What the task requires –
Each record below needs to be reproduced precisely, though not its pictures.

Materials provided –
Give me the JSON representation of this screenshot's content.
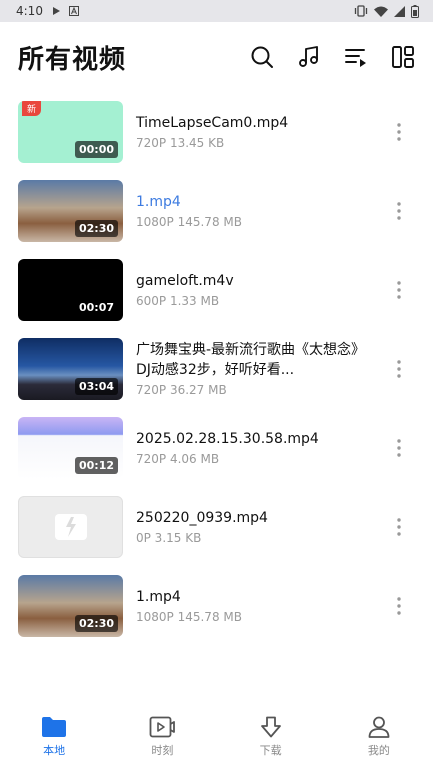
{
  "status": {
    "time": "4:10"
  },
  "header": {
    "title": "所有视频"
  },
  "videos": [
    {
      "name": "TimeLapseCam0.mp4",
      "meta": "720P 13.45 KB",
      "duration": "00:00",
      "badge": "新"
    },
    {
      "name": "1.mp4",
      "meta": "1080P 145.78 MB",
      "duration": "02:30"
    },
    {
      "name": "gameloft.m4v",
      "meta": "600P 1.33 MB",
      "duration": "00:07"
    },
    {
      "name": "广场舞宝典-最新流行歌曲《太想念》DJ动感32步，好听好看...",
      "meta": "720P 36.27 MB",
      "duration": "03:04"
    },
    {
      "name": "2025.02.28.15.30.58.mp4",
      "meta": "720P 4.06 MB",
      "duration": "00:12"
    },
    {
      "name": "250220_0939.mp4",
      "meta": "0P 3.15 KB"
    },
    {
      "name": "1.mp4",
      "meta": "1080P 145.78 MB",
      "duration": "02:30"
    }
  ],
  "tabs": [
    {
      "label": "本地",
      "icon": "folder-icon"
    },
    {
      "label": "时刻",
      "icon": "video-clip-icon"
    },
    {
      "label": "下载",
      "icon": "download-icon"
    },
    {
      "label": "我的",
      "icon": "person-icon"
    }
  ],
  "colors": {
    "accent": "#1e73e8",
    "playing_title": "#3d7be0",
    "new_badge": "#e9473d"
  }
}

Written response –
Give me the JSON representation of this screenshot's content.
{
  "status": {
    "time": "4:10"
  },
  "header": {
    "title": "所有视频"
  },
  "videos": [
    {
      "name": "TimeLapseCam0.mp4",
      "meta": "720P 13.45 KB",
      "duration": "00:00",
      "badge": "新"
    },
    {
      "name": "1.mp4",
      "meta": "1080P 145.78 MB",
      "duration": "02:30"
    },
    {
      "name": "gameloft.m4v",
      "meta": "600P 1.33 MB",
      "duration": "00:07"
    },
    {
      "name": "广场舞宝典-最新流行歌曲《太想念》DJ动感32步，好听好看...",
      "meta": "720P 36.27 MB",
      "duration": "03:04"
    },
    {
      "name": "2025.02.28.15.30.58.mp4",
      "meta": "720P 4.06 MB",
      "duration": "00:12"
    },
    {
      "name": "250220_0939.mp4",
      "meta": "0P 3.15 KB"
    },
    {
      "name": "1.mp4",
      "meta": "1080P 145.78 MB",
      "duration": "02:30"
    }
  ],
  "tabs": [
    {
      "label": "本地",
      "icon": "folder-icon"
    },
    {
      "label": "时刻",
      "icon": "video-clip-icon"
    },
    {
      "label": "下载",
      "icon": "download-icon"
    },
    {
      "label": "我的",
      "icon": "person-icon"
    }
  ],
  "colors": {
    "accent": "#1e73e8",
    "playing_title": "#3d7be0",
    "new_badge": "#e9473d"
  }
}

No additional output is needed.